Return the entries below word for word. No picture belongs in the copy.
[Start of Attachment]
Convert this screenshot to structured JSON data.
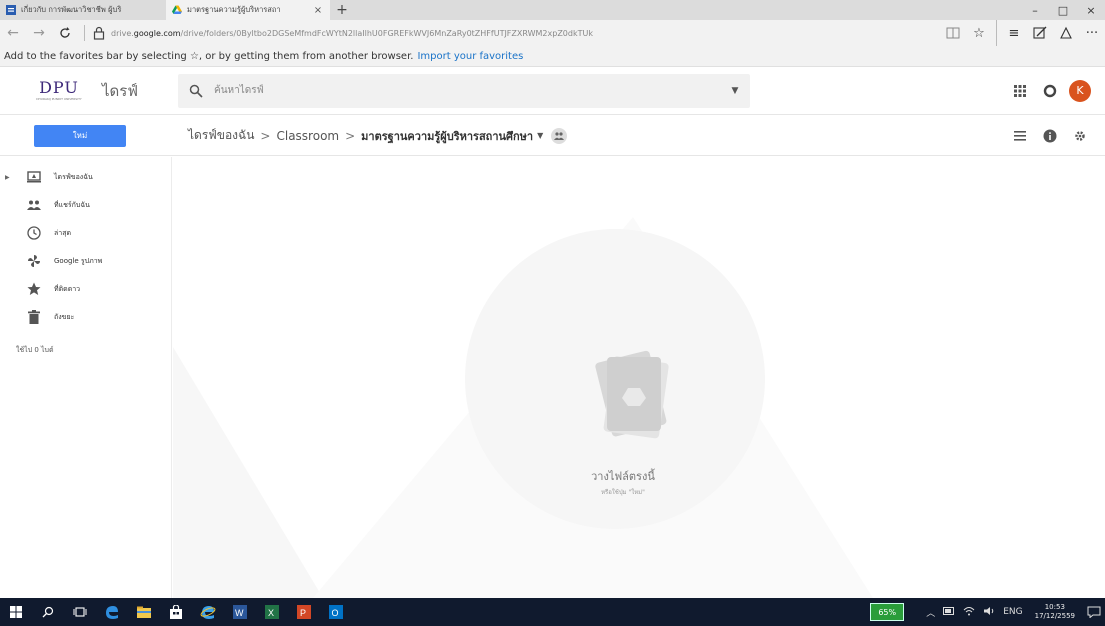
{
  "browser": {
    "tabs": [
      {
        "title": "เกี่ยวกับ การพัฒนาวิชาชีพ ผู้บริ",
        "active": false
      },
      {
        "title": "มาตรฐานความรู้ผู้บริหารสถา",
        "active": true
      }
    ],
    "close_glyph": "×",
    "new_tab_glyph": "+",
    "url_prefix": "drive.",
    "url_domain": "google.com",
    "url_path": "/drive/folders/0Byltbo2DGSeMfmdFcWYtN2llaIlhU0FGREFkWVJ6MnZaRy0tZHFfUTJFZXRWM2xpZ0dkTUk",
    "window_controls": [
      "–",
      "□",
      "×"
    ]
  },
  "favorites_bar": {
    "message": "Add to the favorites bar by selecting ☆, or by getting them from another browser.",
    "import_link": "Import your favorites"
  },
  "drive": {
    "logo_text": "DPU",
    "logo_sub": "DHURAKIJ PUNDIT UNIVERSITY",
    "product_name": "ไดรฟ์",
    "search_placeholder": "ค้นหาไดรฟ์",
    "avatar_letter": "K",
    "new_button": "ใหม่",
    "breadcrumb": [
      "ไดรฟ์ของฉัน",
      "Classroom",
      "มาตรฐานความรู้ผู้บริหารสถานศึกษา"
    ],
    "breadcrumb_sep": ">",
    "sidebar": [
      {
        "label": "ไดรฟ์ของฉัน",
        "icon": "drive-icon"
      },
      {
        "label": "ที่แชร์กับฉัน",
        "icon": "shared-people-icon"
      },
      {
        "label": "ล่าสุด",
        "icon": "clock-icon"
      },
      {
        "label": "Google รูปภาพ",
        "icon": "photos-pinwheel-icon"
      },
      {
        "label": "ที่ติดดาว",
        "icon": "star-icon"
      },
      {
        "label": "ถังขยะ",
        "icon": "trash-icon"
      }
    ],
    "storage": "ใช้ไป 0 ไบต์",
    "empty_title": "วางไฟล์ตรงนี้",
    "empty_sub": "หรือใช้ปุ่ม \"ใหม่\""
  },
  "taskbar": {
    "battery": "65%",
    "lang": "ENG",
    "time": "10:53",
    "date": "17/12/2559"
  },
  "colors": {
    "accent": "#4285f4",
    "avatar": "#d9531e",
    "taskbar": "#101a2e",
    "battery": "#2a9d3a"
  }
}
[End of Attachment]
**ANSWER AREA:**
Convert this screenshot to structured JSON data.
{
  "browser": {
    "tabs": [
      {
        "title": "เกี่ยวกับ การพัฒนาวิชาชีพ ผู้บริ",
        "active": false
      },
      {
        "title": "มาตรฐานความรู้ผู้บริหารสถา",
        "active": true
      }
    ],
    "close_glyph": "×",
    "new_tab_glyph": "+",
    "url_prefix": "drive.",
    "url_domain": "google.com",
    "url_path": "/drive/folders/0Byltbo2DGSeMfmdFcWYtN2llaIlhU0FGREFkWVJ6MnZaRy0tZHFfUTJFZXRWM2xpZ0dkTUk",
    "window_controls": [
      "–",
      "□",
      "×"
    ]
  },
  "favorites_bar": {
    "message": "Add to the favorites bar by selecting ☆, or by getting them from another browser.",
    "import_link": "Import your favorites"
  },
  "drive": {
    "logo_text": "DPU",
    "logo_sub": "DHURAKIJ PUNDIT UNIVERSITY",
    "product_name": "ไดรฟ์",
    "search_placeholder": "ค้นหาไดรฟ์",
    "avatar_letter": "K",
    "new_button": "ใหม่",
    "breadcrumb": [
      "ไดรฟ์ของฉัน",
      "Classroom",
      "มาตรฐานความรู้ผู้บริหารสถานศึกษา"
    ],
    "breadcrumb_sep": ">",
    "sidebar": [
      {
        "label": "ไดรฟ์ของฉัน",
        "icon": "drive-icon"
      },
      {
        "label": "ที่แชร์กับฉัน",
        "icon": "shared-people-icon"
      },
      {
        "label": "ล่าสุด",
        "icon": "clock-icon"
      },
      {
        "label": "Google รูปภาพ",
        "icon": "photos-pinwheel-icon"
      },
      {
        "label": "ที่ติดดาว",
        "icon": "star-icon"
      },
      {
        "label": "ถังขยะ",
        "icon": "trash-icon"
      }
    ],
    "storage": "ใช้ไป 0 ไบต์",
    "empty_title": "วางไฟล์ตรงนี้",
    "empty_sub": "หรือใช้ปุ่ม \"ใหม่\""
  },
  "taskbar": {
    "battery": "65%",
    "lang": "ENG",
    "time": "10:53",
    "date": "17/12/2559"
  },
  "colors": {
    "accent": "#4285f4",
    "avatar": "#d9531e",
    "taskbar": "#101a2e",
    "battery": "#2a9d3a"
  }
}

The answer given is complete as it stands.